In many countries it is mandated to have HTCs in place. HTCs have been created in different countries to oversee transfusion activity within their scope. Whereas the approaches used to achieve their goals have varied historically and between nations, their principles are the same (1). A functional HTC, fulfilling its mandate, can be a powerful mechanism to ensure patients receive the safest and most appropriate blood transfusion therapy possible (4). The WHO (2001) recommendations on developing a national policy and guidelines on the clinical use of blood indicate that an HTC ‘should be set up in each hospital to implement the national policy and guidelines on the clinical use of blood and monitor the use of blood and blood products at the local level.’ It goes on to say that the HTC ‘should have authority within the hospital structure to determine hospital policy in relation to transfusion and resolve any problems that have been identified.’
HTCs can be pivotal in ensuring appropriate blood utilization and that best practice standards are followed. Where the primary goal for HTCs are to improve patient safety there is a number of roles they may have (1,2,3,4).
1) Developing systems for the implementation of national guidelines within the hospital – defining blood transfusion policies
2) Monitor the implementation of national guidelines in the hospital and take appropriate action to overcome any factors that may be hindering their effective implementation

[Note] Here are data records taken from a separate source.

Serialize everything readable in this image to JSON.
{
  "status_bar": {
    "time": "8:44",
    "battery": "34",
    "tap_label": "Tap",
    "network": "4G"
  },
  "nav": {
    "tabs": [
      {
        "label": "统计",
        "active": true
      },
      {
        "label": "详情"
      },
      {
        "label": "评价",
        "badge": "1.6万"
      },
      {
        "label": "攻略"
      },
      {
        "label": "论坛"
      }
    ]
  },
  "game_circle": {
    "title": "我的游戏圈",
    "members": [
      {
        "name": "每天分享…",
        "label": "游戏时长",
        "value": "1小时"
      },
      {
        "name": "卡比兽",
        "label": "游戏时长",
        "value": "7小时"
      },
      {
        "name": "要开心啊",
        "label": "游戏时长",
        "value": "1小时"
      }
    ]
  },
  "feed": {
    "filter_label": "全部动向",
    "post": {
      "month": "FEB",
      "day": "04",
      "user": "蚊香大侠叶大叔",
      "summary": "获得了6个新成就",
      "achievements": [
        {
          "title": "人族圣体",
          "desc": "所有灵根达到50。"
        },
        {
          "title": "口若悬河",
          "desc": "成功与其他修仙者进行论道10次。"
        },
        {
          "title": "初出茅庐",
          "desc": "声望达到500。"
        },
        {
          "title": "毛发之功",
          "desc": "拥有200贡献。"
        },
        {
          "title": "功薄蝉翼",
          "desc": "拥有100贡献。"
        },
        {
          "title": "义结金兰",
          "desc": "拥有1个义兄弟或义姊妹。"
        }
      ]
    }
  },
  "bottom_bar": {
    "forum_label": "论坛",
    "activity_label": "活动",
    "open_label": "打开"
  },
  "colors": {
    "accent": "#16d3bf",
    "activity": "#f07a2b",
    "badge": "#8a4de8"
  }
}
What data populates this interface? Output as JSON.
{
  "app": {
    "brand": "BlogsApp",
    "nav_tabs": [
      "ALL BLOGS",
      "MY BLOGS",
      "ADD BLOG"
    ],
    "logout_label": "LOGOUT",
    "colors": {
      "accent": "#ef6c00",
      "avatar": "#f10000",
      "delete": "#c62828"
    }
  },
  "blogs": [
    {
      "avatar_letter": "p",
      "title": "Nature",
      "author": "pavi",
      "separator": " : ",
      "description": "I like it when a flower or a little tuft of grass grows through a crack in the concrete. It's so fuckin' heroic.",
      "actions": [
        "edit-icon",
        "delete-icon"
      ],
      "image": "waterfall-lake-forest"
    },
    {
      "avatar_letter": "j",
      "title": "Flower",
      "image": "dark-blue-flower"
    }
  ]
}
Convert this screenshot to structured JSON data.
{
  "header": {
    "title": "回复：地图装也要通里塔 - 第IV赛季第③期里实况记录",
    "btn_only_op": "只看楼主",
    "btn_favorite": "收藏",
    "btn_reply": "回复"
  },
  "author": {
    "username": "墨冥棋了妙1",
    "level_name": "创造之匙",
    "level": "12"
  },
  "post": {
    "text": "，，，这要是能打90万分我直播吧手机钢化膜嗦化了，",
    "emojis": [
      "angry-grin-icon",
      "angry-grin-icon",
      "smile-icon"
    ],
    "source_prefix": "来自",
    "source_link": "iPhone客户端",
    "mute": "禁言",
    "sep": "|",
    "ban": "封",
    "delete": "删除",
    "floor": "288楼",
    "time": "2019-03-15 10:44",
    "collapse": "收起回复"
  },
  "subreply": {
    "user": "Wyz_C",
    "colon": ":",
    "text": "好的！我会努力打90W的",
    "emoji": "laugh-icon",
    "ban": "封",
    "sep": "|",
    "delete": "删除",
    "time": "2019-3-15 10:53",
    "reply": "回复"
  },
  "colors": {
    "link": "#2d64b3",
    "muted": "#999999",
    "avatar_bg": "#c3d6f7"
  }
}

3) Liaison with blood transfusion services to ensure availability of required blood and blood components and be aware of the importance of horizon scanning
4) Training and assessment for all staff in the hospital that are involved in the blood transfusion process
5) Monitoring the usage of blood and blood components within the hospital and contribute to benchmarking against others
6) Reducing blood component loss due to time expiry and other wastage reasons – linking into clinical areas where clinical wastage is deemed high
7) Monitoring, reporting and investigating transfusion adverse events and near misses and using these experiences to promote learning
8) Ensure a cycle of clinical audits to check transfusion practice and safety and compliance to national requirements
9) Reduce the number of incidents in which an inappropriate dose of component is given to a patient
10) Disseminating transfusion related information to users including changes to national guidance, audit results and examples of good practice
11) Implementing PBM initiatives – reviewing transfusion alternatives and making recommendations of their use
12) Transfusion governance – be the link with regulatory authorities and agree any submissions and inspection outcomes
13) Reviewing if recall and other quality manual processes work as intended
Some HTC functions and requirements are written into local country legislation and law and compliance attracts a financial premium.